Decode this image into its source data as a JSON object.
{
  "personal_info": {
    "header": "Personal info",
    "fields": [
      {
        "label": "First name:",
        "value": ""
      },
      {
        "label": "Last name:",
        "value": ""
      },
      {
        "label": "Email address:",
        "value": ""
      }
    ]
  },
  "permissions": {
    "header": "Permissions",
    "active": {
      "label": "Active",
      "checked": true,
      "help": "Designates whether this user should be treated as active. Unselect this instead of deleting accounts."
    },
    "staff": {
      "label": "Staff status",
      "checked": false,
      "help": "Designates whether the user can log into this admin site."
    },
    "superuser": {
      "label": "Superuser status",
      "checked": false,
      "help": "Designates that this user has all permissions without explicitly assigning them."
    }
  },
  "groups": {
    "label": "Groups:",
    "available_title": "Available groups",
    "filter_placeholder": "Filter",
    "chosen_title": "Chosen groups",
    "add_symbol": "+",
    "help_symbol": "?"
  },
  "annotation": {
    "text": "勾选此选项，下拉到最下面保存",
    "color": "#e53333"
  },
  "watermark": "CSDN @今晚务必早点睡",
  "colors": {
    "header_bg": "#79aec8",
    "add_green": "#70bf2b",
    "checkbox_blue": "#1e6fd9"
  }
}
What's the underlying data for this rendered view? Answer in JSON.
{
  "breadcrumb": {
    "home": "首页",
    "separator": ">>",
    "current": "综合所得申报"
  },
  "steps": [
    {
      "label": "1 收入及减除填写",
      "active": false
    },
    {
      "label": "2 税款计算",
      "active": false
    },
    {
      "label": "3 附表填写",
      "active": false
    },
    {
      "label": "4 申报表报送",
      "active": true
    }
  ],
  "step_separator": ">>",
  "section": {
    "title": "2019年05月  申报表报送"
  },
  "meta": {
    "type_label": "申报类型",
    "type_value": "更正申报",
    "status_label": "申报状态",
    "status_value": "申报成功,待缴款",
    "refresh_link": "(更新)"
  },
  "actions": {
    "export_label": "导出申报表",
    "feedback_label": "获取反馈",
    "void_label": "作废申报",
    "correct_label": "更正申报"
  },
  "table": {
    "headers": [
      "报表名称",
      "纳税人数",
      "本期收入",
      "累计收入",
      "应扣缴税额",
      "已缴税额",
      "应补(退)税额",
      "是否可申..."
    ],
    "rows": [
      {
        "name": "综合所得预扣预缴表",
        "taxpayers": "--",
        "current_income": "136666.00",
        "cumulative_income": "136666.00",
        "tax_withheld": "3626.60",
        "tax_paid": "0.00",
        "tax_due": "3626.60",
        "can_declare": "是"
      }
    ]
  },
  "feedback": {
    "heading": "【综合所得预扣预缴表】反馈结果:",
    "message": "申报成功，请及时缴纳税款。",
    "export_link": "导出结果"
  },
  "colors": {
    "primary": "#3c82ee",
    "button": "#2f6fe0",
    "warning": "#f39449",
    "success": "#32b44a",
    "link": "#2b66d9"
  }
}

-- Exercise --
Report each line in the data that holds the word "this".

-- Solution to the problem --
Decode this image into its source data as a JSON object.
      "help": "Designates whether this user should be treated as active. Unselect this instead of deleting accounts."
      "help": "Designates whether the user can log into this admin site."
      "help": "Designates that this user has all permissions without explicitly assigning them."
What's the underlying data for this rendered view? Answer in JSON.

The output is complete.